When Springsteen went on tour in 2012 after we lost Clarence Clemons in 2011, there was a large portion of the show that paid tribute to him. It was ritual, it was public mourning, it was honestly such a beautiful and organic thing that happened at every show. With that, there were so many dumbass fans who complained about it: how much longer is he going to do this? Like, what was the point? More than one person kept asking: how much longer will the show borrow two songs to pay tribute to one of Bruce’s most formidable heart brothers? There was no room for grief. There was no room for mourning. Get over it. Get on with it. Move along. Some dudes brought one of those giant heads of Clarence, the kind that you see at college sporting events, and were so angry when they were asked to please not do that, that it was upsetting to the people onstage. “WE ARE JUST PAYING TRIBUTE,” they insisted.

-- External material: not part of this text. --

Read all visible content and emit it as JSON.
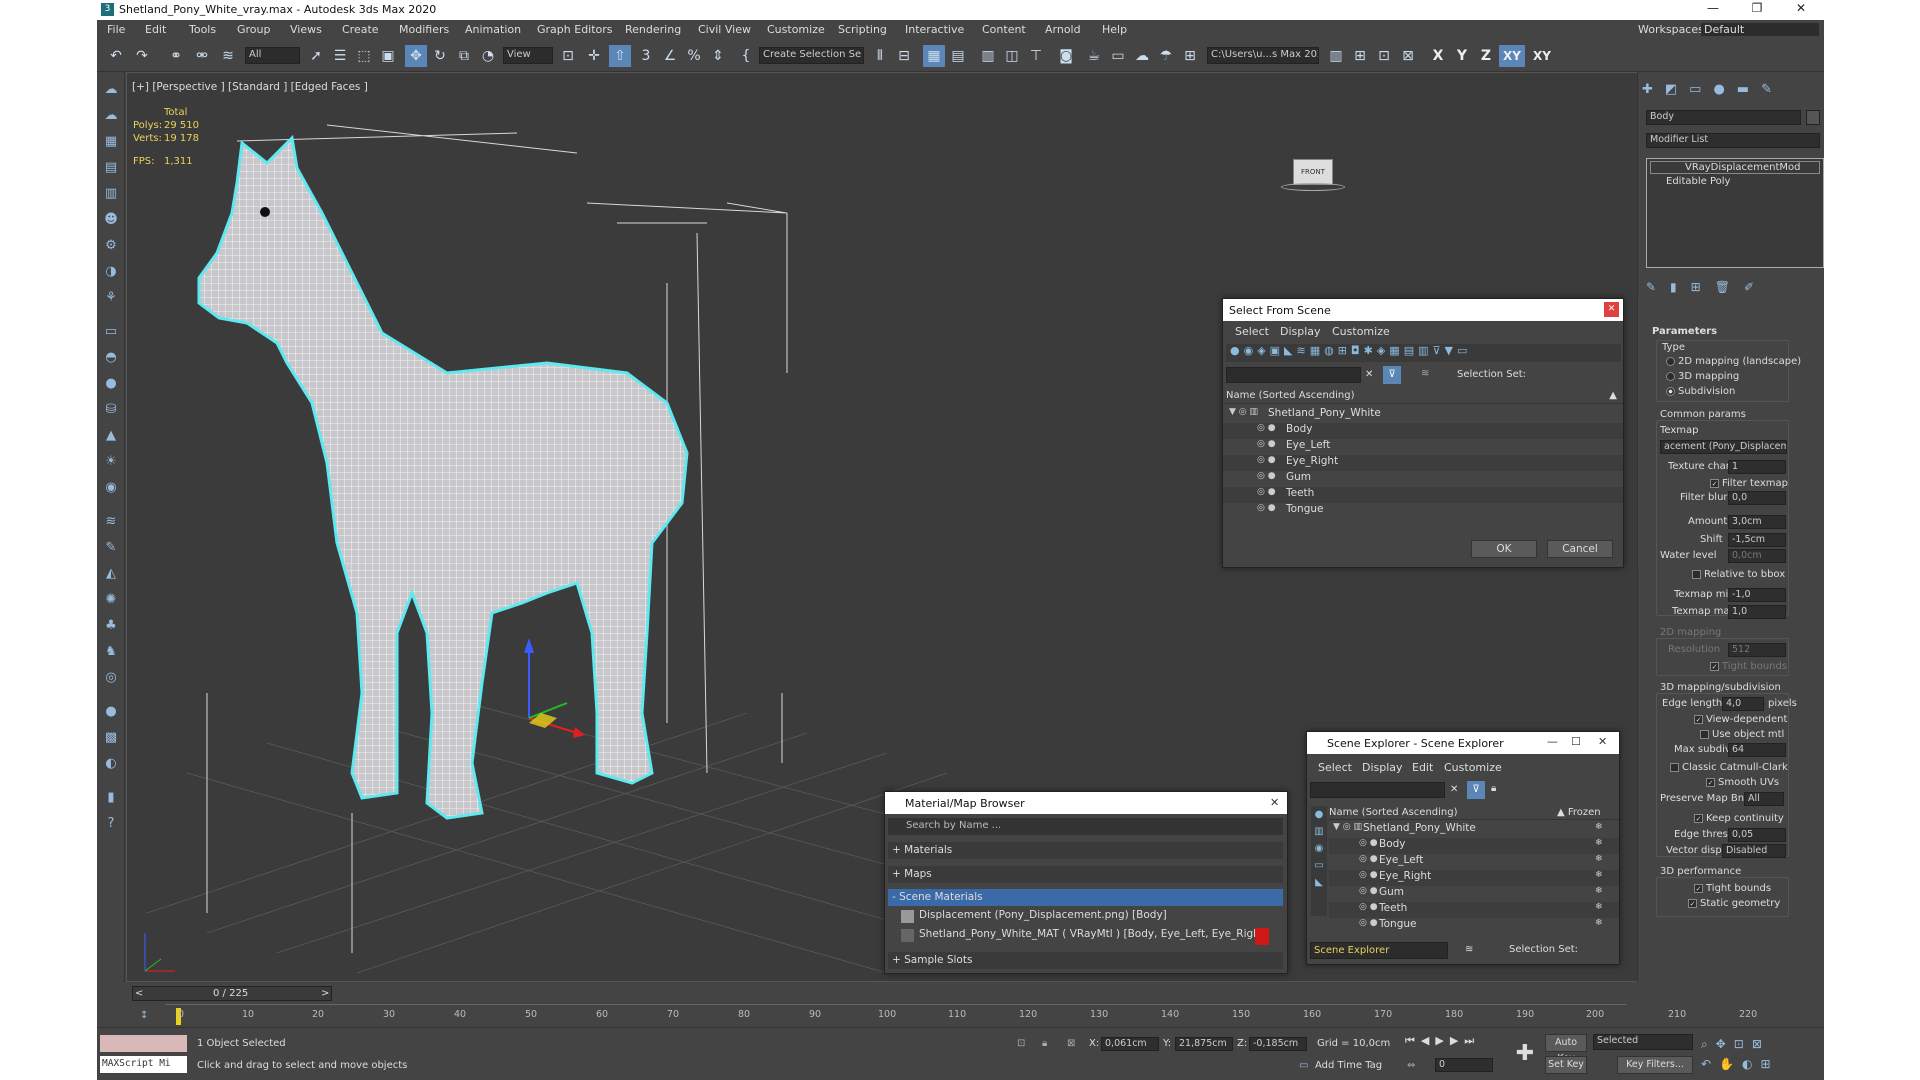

A recent version of the Red Hand Files featured a letter from a woman who was writing from palliative care, and another from a fan who wanted to know what the point was of the whole Red Hand operation, the undertone being “this is dumb” or “i don’t like it” WHICH YOU KNOW, YOU DON’T HAVE TO READ IT IF YOU DON’T LIKE IT.

Nick’s answer to both letters contained this quote: “I feel your love for me too and, well, that means something and I return that love with my whole heart.” The italics are his. Yes, it means something. The point of what musicians do, and their relationship with the fans and their fans’ relationship with the music, even the parasocial relationships in most forms (the nasty vindictive types are not good and have never been good). All of this matters because this is art and this is not just a pair of sunglasses or a soft drink or an automobile.It is not a consumable, no matter how hard the music industry tries to depersonalize and commodify it. That is what all of this is about. If there is a relationship and emotion and meaning then you cannot squeeze it into a box and duplicate it. The people who are mad are the people who do not get that. The people who are mad want life to be simple and defined and black and white. The people who are mad don’t want to make room for grief and mourning. Pick yourself up. Get over it. Move along. Give me more CONTENT. Give me a Serious Interview. Be who you were when I was 18. Those are the people who need the room to breathe and mourn and grow the most. I know what it is like to not be able to find that space. But we have to as a society or there will be nothing left.

This is also why I am still discomfited at the current Springsteen tour. It is “fun” because a Bruce Springsteen show is always fun, and it is “good” because these are outstanding musicians onstage. But it is also curiously devoid of all things I used to be able to count on being able to get from a Bruce show. It is smoothed out to the point that terrible people go to the show and are not only unoffended, but think that they understand him and that they belong. They do not. Or maybe they do, and I am the one who no longer belongs there, the one place I felt like I could always consistently count on as feeling like home.

I am going to see Nick Cave when he comes through the Midwest in the fall, and I am also going to see Depeche Mode, whose most recent album and tour is dubbed “Memento Mori,” a reference to the recent passing of keyboardist Andrew Fletcher. I admire how Dave Gahan and Martin Gore have very much been talking about how his passing has impacted them personally and professionally, which has translated to a poignantly joyful onstage catharsis, from what I have been able to see on the internet. We need more of these spaces, we need to normalize discussing grief and loss, we need to let art commemorate and buoy us. But we need to feel things. There is no way of getting around it.

completely unrelated but delightful: Pete Townshend yells at Live Nation for having a shitty venue

  1. the people in Tel Aviv that the promoters needed to come to the jazz festival did not own cars, so they wanted to make it easy for people to get there. it ended up being a lot like the first time NJ Transit ran the train after U2 at Met Life. I am not telling that story again, do a Google.